+the ``-v2`` option to make this easier. Send each new revision as a new
+top-level thread, rather than burying it in-reply-to an earlier
+revision, as many reviewers are not looking inside deep threads for new
+Include version history in patchset revisions
+For later versions of patches, include a summary of changes from
+previous versions, but not in the commit message itself. In an email
+formatted as a git patch, the commit message is the part above the "---"
+line, and this will go into the git changelog when the patch is
+committed. This part should be a self-contained description of what this
+version of the patch does, written to make sense to anybody who comes

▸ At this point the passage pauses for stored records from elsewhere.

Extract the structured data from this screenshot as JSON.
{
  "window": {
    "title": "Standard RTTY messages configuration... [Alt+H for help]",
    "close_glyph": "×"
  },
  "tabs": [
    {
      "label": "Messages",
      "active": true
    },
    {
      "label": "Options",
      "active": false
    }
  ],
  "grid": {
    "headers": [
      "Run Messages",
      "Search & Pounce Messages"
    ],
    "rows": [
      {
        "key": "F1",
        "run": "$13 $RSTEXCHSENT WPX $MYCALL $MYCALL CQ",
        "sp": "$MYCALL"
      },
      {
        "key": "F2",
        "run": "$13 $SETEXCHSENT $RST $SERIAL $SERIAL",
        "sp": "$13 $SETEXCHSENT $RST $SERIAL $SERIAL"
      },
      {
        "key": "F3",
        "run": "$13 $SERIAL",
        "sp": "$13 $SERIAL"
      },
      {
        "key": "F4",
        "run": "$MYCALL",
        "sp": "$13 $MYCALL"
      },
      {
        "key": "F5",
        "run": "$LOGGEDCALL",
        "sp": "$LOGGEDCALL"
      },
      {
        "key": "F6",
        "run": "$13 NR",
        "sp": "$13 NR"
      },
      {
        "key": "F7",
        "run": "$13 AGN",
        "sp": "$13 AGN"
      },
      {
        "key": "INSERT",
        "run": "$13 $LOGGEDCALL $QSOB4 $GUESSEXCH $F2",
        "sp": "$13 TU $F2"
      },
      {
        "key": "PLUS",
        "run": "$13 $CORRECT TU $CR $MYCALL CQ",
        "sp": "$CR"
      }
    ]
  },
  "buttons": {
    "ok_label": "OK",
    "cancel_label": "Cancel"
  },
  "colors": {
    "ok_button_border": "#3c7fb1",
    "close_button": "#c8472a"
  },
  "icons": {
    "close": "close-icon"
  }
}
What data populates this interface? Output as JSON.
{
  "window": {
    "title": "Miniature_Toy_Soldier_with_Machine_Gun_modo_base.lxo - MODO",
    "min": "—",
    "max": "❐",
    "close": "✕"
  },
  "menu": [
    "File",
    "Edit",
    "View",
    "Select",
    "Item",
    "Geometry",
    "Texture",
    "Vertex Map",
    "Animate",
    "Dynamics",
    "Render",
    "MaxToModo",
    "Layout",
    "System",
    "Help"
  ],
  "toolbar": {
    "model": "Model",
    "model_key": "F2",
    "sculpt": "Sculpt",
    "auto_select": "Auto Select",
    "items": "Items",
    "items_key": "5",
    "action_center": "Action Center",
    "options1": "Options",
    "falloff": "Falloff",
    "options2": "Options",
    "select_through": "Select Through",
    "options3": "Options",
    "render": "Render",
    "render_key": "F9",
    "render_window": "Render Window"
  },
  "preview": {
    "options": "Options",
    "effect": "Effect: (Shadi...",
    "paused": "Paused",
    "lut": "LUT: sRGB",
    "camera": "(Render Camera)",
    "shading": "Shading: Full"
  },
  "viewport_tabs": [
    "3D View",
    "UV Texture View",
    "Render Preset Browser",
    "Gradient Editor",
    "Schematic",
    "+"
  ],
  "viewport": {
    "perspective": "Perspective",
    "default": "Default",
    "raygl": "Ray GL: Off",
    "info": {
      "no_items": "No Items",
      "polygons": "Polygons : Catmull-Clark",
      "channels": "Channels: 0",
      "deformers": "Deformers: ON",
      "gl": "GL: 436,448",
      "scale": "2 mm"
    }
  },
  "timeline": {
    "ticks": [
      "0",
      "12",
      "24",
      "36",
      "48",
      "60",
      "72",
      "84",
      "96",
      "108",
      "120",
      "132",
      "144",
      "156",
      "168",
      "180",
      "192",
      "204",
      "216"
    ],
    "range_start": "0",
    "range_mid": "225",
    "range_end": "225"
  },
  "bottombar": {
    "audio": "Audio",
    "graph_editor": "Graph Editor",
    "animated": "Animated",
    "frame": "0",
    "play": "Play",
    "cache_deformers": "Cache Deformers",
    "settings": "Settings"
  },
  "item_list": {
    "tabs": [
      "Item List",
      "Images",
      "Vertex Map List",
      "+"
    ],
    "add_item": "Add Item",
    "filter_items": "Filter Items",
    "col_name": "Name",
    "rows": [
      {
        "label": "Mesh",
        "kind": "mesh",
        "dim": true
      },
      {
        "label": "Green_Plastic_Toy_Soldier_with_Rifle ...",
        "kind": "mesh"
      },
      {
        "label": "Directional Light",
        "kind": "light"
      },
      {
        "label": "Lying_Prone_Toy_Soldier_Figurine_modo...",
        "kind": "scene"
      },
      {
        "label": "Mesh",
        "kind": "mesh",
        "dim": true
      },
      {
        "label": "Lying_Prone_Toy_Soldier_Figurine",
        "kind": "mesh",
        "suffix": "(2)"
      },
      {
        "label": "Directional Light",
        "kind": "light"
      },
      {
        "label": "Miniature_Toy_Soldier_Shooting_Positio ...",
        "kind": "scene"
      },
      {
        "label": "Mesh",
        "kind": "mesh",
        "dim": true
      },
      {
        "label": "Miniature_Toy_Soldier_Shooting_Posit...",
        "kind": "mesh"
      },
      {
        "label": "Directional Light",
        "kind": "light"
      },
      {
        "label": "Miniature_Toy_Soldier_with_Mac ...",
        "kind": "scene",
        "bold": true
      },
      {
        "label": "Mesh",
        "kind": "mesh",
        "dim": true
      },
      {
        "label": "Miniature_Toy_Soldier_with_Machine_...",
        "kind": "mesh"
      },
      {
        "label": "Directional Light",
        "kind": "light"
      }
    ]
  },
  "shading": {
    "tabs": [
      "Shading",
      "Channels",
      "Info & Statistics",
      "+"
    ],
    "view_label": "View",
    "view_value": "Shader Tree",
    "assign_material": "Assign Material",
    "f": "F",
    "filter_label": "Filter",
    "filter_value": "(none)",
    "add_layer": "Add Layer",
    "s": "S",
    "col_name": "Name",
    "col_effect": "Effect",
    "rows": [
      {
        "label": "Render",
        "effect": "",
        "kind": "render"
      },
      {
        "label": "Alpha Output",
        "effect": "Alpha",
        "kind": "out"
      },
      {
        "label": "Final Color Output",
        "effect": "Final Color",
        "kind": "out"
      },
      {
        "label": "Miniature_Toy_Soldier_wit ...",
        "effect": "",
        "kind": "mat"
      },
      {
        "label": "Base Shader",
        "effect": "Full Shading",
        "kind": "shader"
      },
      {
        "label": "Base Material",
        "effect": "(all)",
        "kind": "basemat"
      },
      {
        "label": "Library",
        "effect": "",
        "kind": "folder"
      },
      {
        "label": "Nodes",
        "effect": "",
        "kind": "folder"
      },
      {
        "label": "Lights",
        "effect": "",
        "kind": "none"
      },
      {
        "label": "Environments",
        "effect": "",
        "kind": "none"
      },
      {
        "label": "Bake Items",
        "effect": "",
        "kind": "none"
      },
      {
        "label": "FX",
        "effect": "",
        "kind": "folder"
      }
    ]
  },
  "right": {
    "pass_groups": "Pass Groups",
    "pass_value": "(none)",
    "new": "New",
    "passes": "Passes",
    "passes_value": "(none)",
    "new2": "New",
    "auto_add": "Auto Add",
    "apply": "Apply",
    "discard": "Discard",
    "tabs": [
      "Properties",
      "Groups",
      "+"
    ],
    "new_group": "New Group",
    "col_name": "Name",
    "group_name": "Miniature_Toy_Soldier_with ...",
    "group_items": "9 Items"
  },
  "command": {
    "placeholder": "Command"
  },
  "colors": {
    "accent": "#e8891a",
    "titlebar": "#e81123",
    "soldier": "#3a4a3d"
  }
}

+back to look at this commit in git in six months' time. The part below
+the "---" line and above the patch proper (git format-patch puts the
+diffstat here) is a good place to put remarks for people reading the
+patch email, and this is where the "changes since previous version"
+summary belongs. The
+`git-publish <https://github.com/stefanha/git-publish>`__ script can
+help with tracking a good summary across versions. Also, the
+`git-backport-diff <https://github.com/codyprime/git-scripts>`__ script
+can help focus reviewers on what changed between revisions.
+Tips and Tricks
+Proper use of Reviewed-by: tags can aid review
+When reviewing a large series, a reviewer can reply to some of the
+patches with a Reviewed-by tag, stating that they are happy with that
+patch in isolation (sometimes conditional on minor cleanup, like fixing
+whitespace, that doesn't affect code content). You should then update
+those commit messages by hand to include the Reviewed-by tag, so that in
+the next revision, reviewers can spot which patches were already clean
+from the previous round. Conversely, if you significantly modify a patch
+that was previously reviewed, remove the reviewed-by tag out of the
+commit message, as well as listing the changes from the previous
+version, to make it easier to focus a reviewer's attention to your
+If your patch seems to have been ignored
+If your patchset has received no replies you should "ping" it after a
+week or two, by sending an email as a reply-to-all to the patch mail,
+including the word "ping" and ideally also a link to the page for the
+`patchwork <http://patchwork.ozlabs.org/project/qemu-devel/list/>`__ or
+GMANE. It's worth double-checking for reasons why your patch might have
+been ignored (forgot to CC the maintainer? annoyed people by failing to
+respond to review comments on an earlier version?), but often for
+less-maintained areas of QEMU patches do just slip through the cracks.
+If your ping is also ignored, ping again after another week or so. As
+the submitter, you are the person with the most motivation to get your
+patch applied, so you have to be persistent.
+Is my patch in?
+Once your patch has had enough review on list, the maintainer for that
+area of code will send notification to the list that they are including
+your patch in a particular staging branch. Periodically, the maintainer
+then sends a `pull request
+for aggregating topic branches into mainline qemu. Generally, you do not
+need to send a pull request unless you have contributed enough patches
+to become a maintainer over a particular section of code. Maintainers
+may further modify your commit, by resolving simple merge conflicts or
+fixing minor typos pointed out during review, but will always add a
+Signed-off-by line in addition to yours, indicating that it went through
+their tree. Occasionally, the maintainer's pull request may hit more
+difficult merge conflicts, where you may be requested to help rebase and
+resolve the problems. It may take a couple of weeks between when your
+patch first had a positive review to when it finally lands in qemu.git;
+release cycle freezes may extend that time even longer.
+Return the favor
+Peer review only works if everyone chips in a bit of review time. If
+everyone submitted more patches than they reviewed, we would have a
+patch backlog. A good goal is to try to review at least as many patches
+from others as what you submit. Don't worry if you don't know the code
+base as well as a maintainer; it's perfectly fine to admit when your
+review is weak because you are unfamiliar with the code.
Re: [PATCH v3 0/3] rSTify contribution-related wiki pages, Philippe Mathieu-Daudé, 2021/11/10